Cherevko, S., Topalov, A. A., Žeradjanin, A. R., Keeley, G. P., & Mayrhofer, K. J. J. (2014). Temperature-dependent dissolution of polycrystalline platinum in sulfuric acid electrolyte. Electrocatalysis, 5(3), 235-240. doi:10.1007/s12678-014-0187-0.


Cite as: http://hdl.handle.net/11858/00-001M-0000-0024-CB5F-3
Abstract

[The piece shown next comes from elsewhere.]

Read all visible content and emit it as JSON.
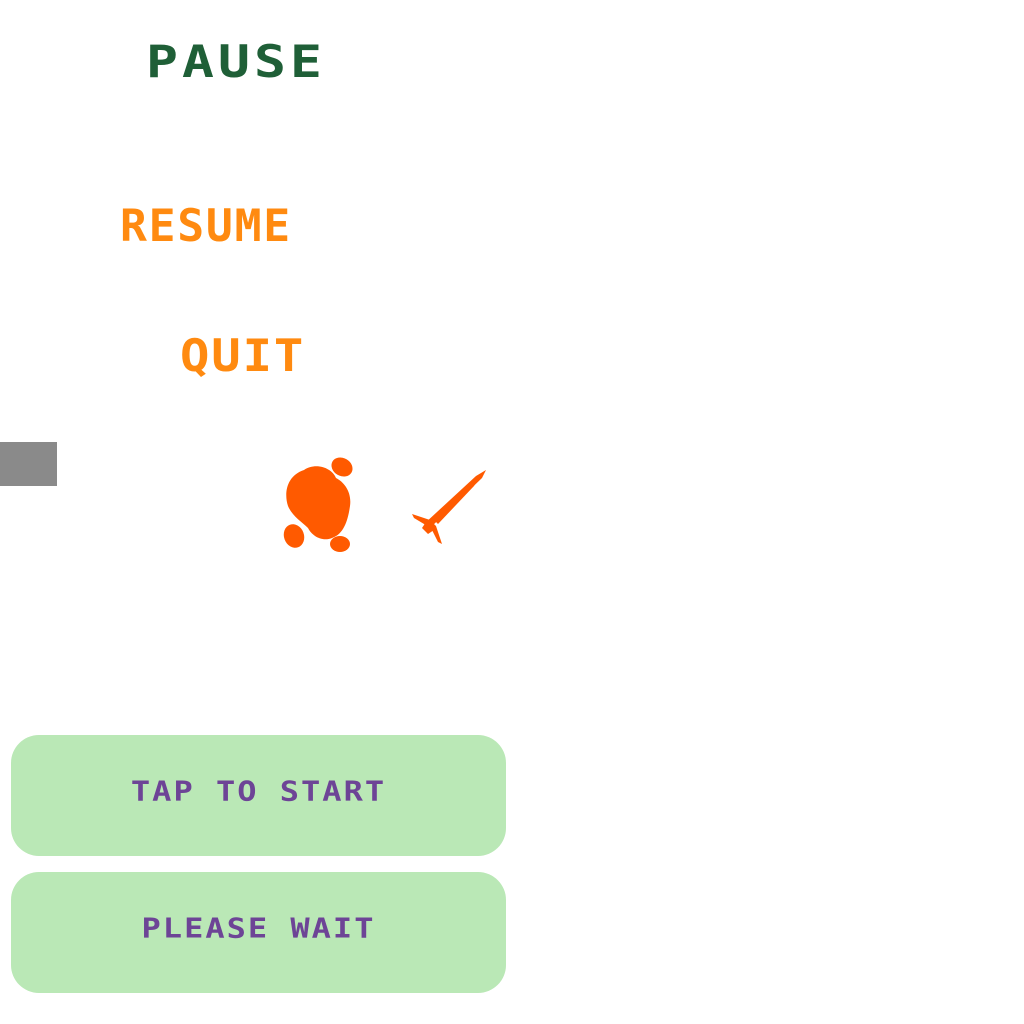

Commercial proton exchange membrane (PEM) fuel cells, various types of water electrolyzers and recently proposed unified, regenerative fuel cells are usually operated at elevated temperatures. Higher-operation temperatures bring several advantages: (a) increase of the rate of slow oxygen reactions, (b) improved mass transport, and (c) minimization of the electrolyte (ionic conductor) resistance. However, at the same time, it is expected that degradation processes will be accelerated at such temperatures. In the current work, electrochemistry and in situ mass spectrometry are utilized to investigate how increased temperature affects the rate of (electro)chemical dissolution of platinum. The steady state dissolution rate during potentiostatic polarization decreases to a value below the detection limit after several minutes at all temperatures-dissolution thus remains a transient process controlled by oxide formation kinetics as reported previously for room temperature. Deconvolution of anodic and cathodic dissolution branches in potentiodynamic experiments reveals that the increase in temperature results in higher amounts of platinum being dissolved during oxide formation, while dissolution during oxide reduction decays with increasing temperature. In contrast to most literature reports, the total amount of dissolved platinum during 1 potential cycle is found to decrease with increasing temperature.